**Task to complete**
Where a picture appears in the data below, exclude it; restate everything else word for word.
[Data for review — start]
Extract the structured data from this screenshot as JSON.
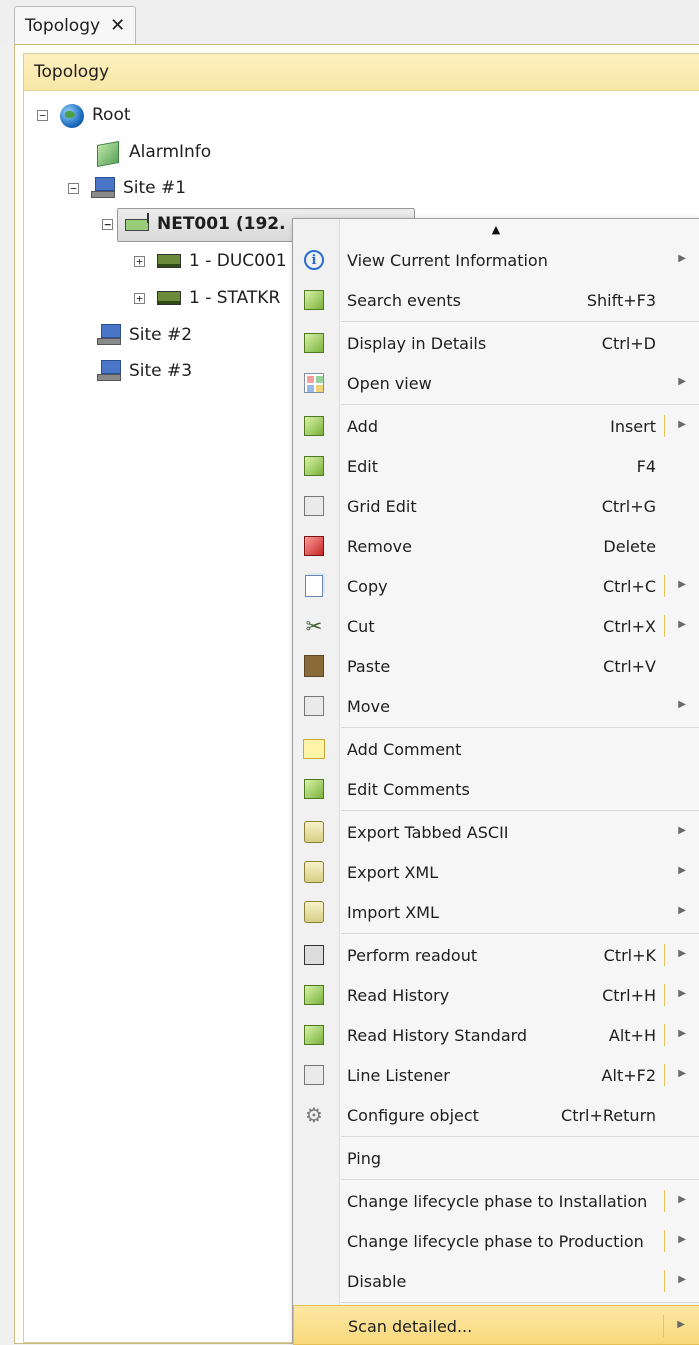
{
  "tab": {
    "label": "Topology",
    "close": "✕"
  },
  "panel": {
    "header": "Topology"
  },
  "tree": {
    "root": "Root",
    "alarminfo": "AlarmInfo",
    "site1": "Site #1",
    "net001": "NET001 (192.",
    "duc": "1 - DUC001",
    "statkr": "1 - STATKR",
    "site2": "Site #2",
    "site3": "Site #3",
    "expander_minus": "−",
    "expander_plus": "+"
  },
  "menu": {
    "scroll_up": "▲",
    "submenu_arrow": "▶",
    "items": [
      {
        "label": "View Current Information",
        "shortcut": ""
      },
      {
        "label": "Search events",
        "shortcut": "Shift+F3"
      },
      {
        "label": "Display in Details",
        "shortcut": "Ctrl+D"
      },
      {
        "label": "Open view",
        "shortcut": ""
      },
      {
        "label": "Add",
        "shortcut": "Insert"
      },
      {
        "label": "Edit",
        "shortcut": "F4"
      },
      {
        "label": "Grid Edit",
        "shortcut": "Ctrl+G"
      },
      {
        "label": "Remove",
        "shortcut": "Delete"
      },
      {
        "label": "Copy",
        "shortcut": "Ctrl+C"
      },
      {
        "label": "Cut",
        "shortcut": "Ctrl+X"
      },
      {
        "label": "Paste",
        "shortcut": "Ctrl+V"
      },
      {
        "label": "Move",
        "shortcut": ""
      },
      {
        "label": "Add Comment",
        "shortcut": ""
      },
      {
        "label": "Edit Comments",
        "shortcut": ""
      },
      {
        "label": "Export Tabbed ASCII",
        "shortcut": ""
      },
      {
        "label": "Export XML",
        "shortcut": ""
      },
      {
        "label": "Import XML",
        "shortcut": ""
      },
      {
        "label": "Perform readout",
        "shortcut": "Ctrl+K"
      },
      {
        "label": "Read History",
        "shortcut": "Ctrl+H"
      },
      {
        "label": "Read History Standard",
        "shortcut": "Alt+H"
      },
      {
        "label": "Line Listener",
        "shortcut": "Alt+F2"
      },
      {
        "label": "Configure object",
        "shortcut": "Ctrl+Return"
      },
      {
        "label": "Ping",
        "shortcut": ""
      },
      {
        "label": "Change lifecycle phase to Installation",
        "shortcut": ""
      },
      {
        "label": "Change lifecycle phase to Production",
        "shortcut": ""
      },
      {
        "label": "Disable",
        "shortcut": ""
      },
      {
        "label": "Scan detailed...",
        "shortcut": ""
      }
    ]
  }
}
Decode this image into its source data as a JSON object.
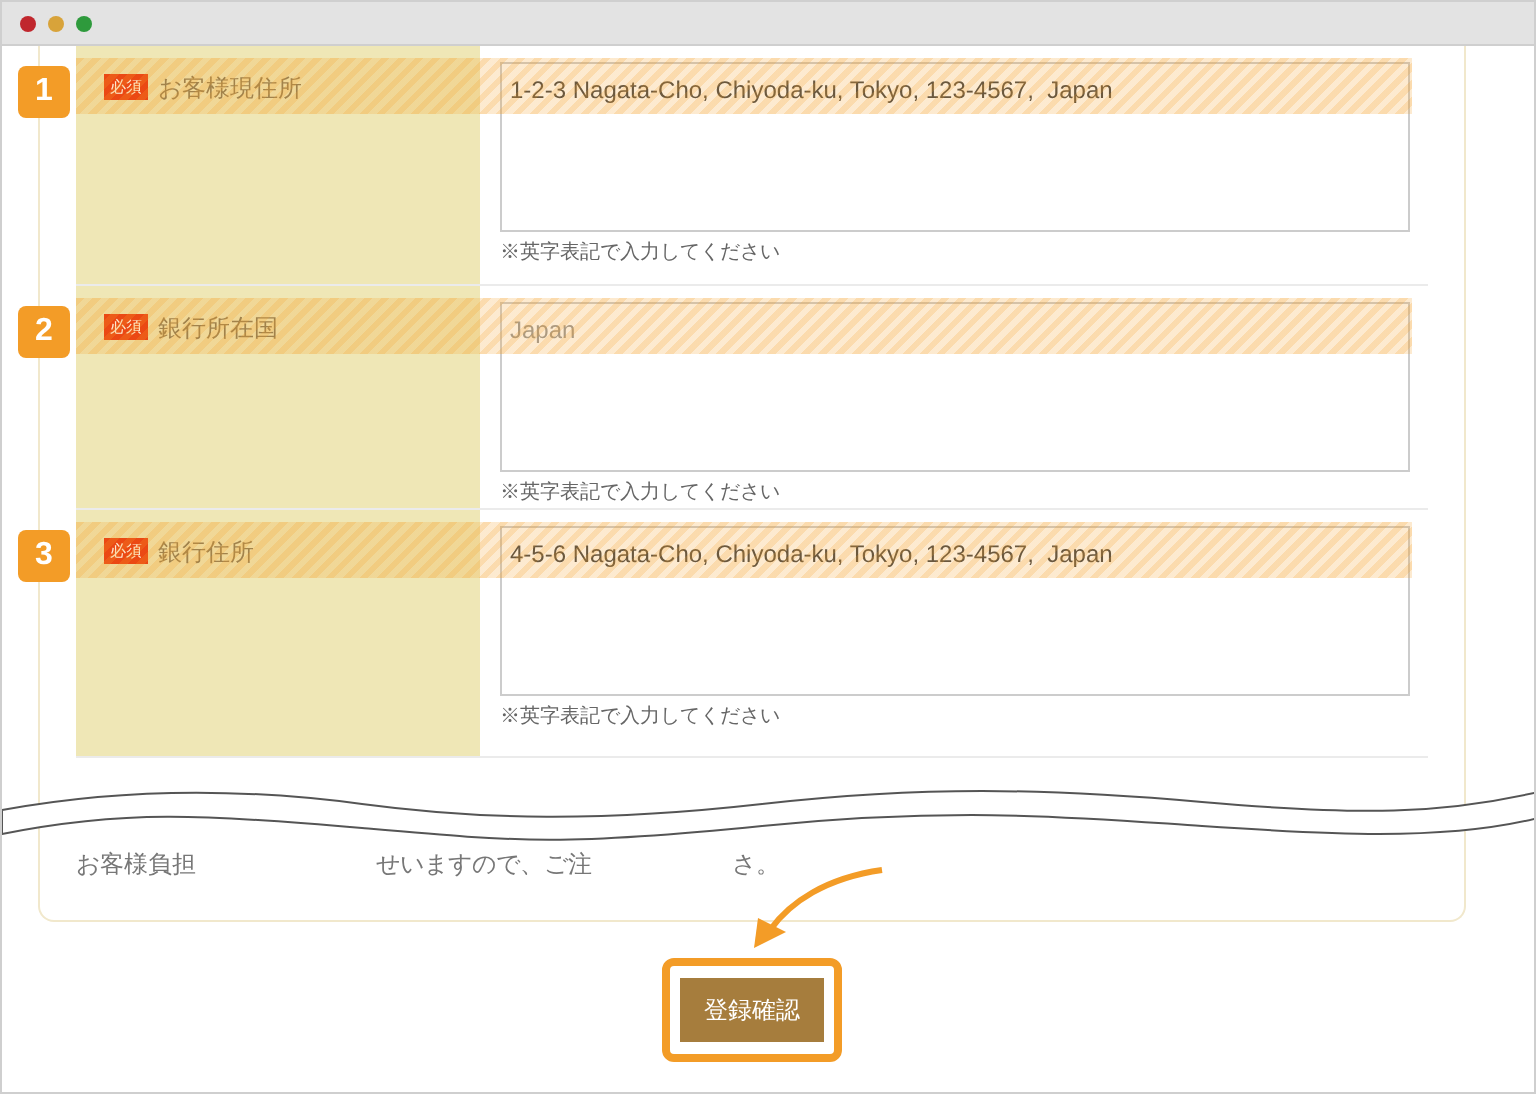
{
  "rows": [
    {
      "number": "1",
      "required": "必須",
      "label": "お客様現住所",
      "value": "1-2-3 Nagata-Cho, Chiyoda-ku, Tokyo, 123-4567,  Japan",
      "hint": "※英字表記で入力してください"
    },
    {
      "number": "2",
      "required": "必須",
      "label": "銀行所在国",
      "placeholder": "Japan",
      "hint": "※英字表記で入力してください"
    },
    {
      "number": "3",
      "required": "必須",
      "label": "銀行住所",
      "value": "4-5-6 Nagata-Cho, Chiyoda-ku, Tokyo, 123-4567,  Japan",
      "hint": "※英字表記で入力してください"
    }
  ],
  "note_fragments": [
    "お客様負担",
    "せいますので、ご注",
    "さ。"
  ],
  "submit_button": "登録確認"
}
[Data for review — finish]
**Task output**
Extract the structured data from this screenshot as JSON.
{
  "tab": {
    "label": "Topology",
    "close": "✕"
  },
  "panel": {
    "header": "Topology"
  },
  "tree": {
    "root": "Root",
    "alarminfo": "AlarmInfo",
    "site1": "Site #1",
    "net001": "NET001 (192.",
    "duc": "1 - DUC001",
    "statkr": "1 - STATKR",
    "site2": "Site #2",
    "site3": "Site #3",
    "expander_minus": "−",
    "expander_plus": "+"
  },
  "menu": {
    "scroll_up": "▲",
    "submenu_arrow": "▶",
    "items": [
      {
        "label": "View Current Information",
        "shortcut": ""
      },
      {
        "label": "Search events",
        "shortcut": "Shift+F3"
      },
      {
        "label": "Display in Details",
        "shortcut": "Ctrl+D"
      },
      {
        "label": "Open view",
        "shortcut": ""
      },
      {
        "label": "Add",
        "shortcut": "Insert"
      },
      {
        "label": "Edit",
        "shortcut": "F4"
      },
      {
        "label": "Grid Edit",
        "shortcut": "Ctrl+G"
      },
      {
        "label": "Remove",
        "shortcut": "Delete"
      },
      {
        "label": "Copy",
        "shortcut": "Ctrl+C"
      },
      {
        "label": "Cut",
        "shortcut": "Ctrl+X"
      },
      {
        "label": "Paste",
        "shortcut": "Ctrl+V"
      },
      {
        "label": "Move",
        "shortcut": ""
      },
      {
        "label": "Add Comment",
        "shortcut": ""
      },
      {
        "label": "Edit Comments",
        "shortcut": ""
      },
      {
        "label": "Export Tabbed ASCII",
        "shortcut": ""
      },
      {
        "label": "Export XML",
        "shortcut": ""
      },
      {
        "label": "Import XML",
        "shortcut": ""
      },
      {
        "label": "Perform readout",
        "shortcut": "Ctrl+K"
      },
      {
        "label": "Read History",
        "shortcut": "Ctrl+H"
      },
      {
        "label": "Read History Standard",
        "shortcut": "Alt+H"
      },
      {
        "label": "Line Listener",
        "shortcut": "Alt+F2"
      },
      {
        "label": "Configure object",
        "shortcut": "Ctrl+Return"
      },
      {
        "label": "Ping",
        "shortcut": ""
      },
      {
        "label": "Change lifecycle phase to Installation",
        "shortcut": ""
      },
      {
        "label": "Change lifecycle phase to Production",
        "shortcut": ""
      },
      {
        "label": "Disable",
        "shortcut": ""
      },
      {
        "label": "Scan detailed...",
        "shortcut": ""
      }
    ]
  }
}
Decode this image into its source data as a JSON object.
{
  "rows": [
    {
      "number": "1",
      "required": "必須",
      "label": "お客様現住所",
      "value": "1-2-3 Nagata-Cho, Chiyoda-ku, Tokyo, 123-4567,  Japan",
      "hint": "※英字表記で入力してください"
    },
    {
      "number": "2",
      "required": "必須",
      "label": "銀行所在国",
      "placeholder": "Japan",
      "hint": "※英字表記で入力してください"
    },
    {
      "number": "3",
      "required": "必須",
      "label": "銀行住所",
      "value": "4-5-6 Nagata-Cho, Chiyoda-ku, Tokyo, 123-4567,  Japan",
      "hint": "※英字表記で入力してください"
    }
  ],
  "note_fragments": [
    "お客様負担",
    "せいますので、ご注",
    "さ。"
  ],
  "submit_button": "登録確認"
}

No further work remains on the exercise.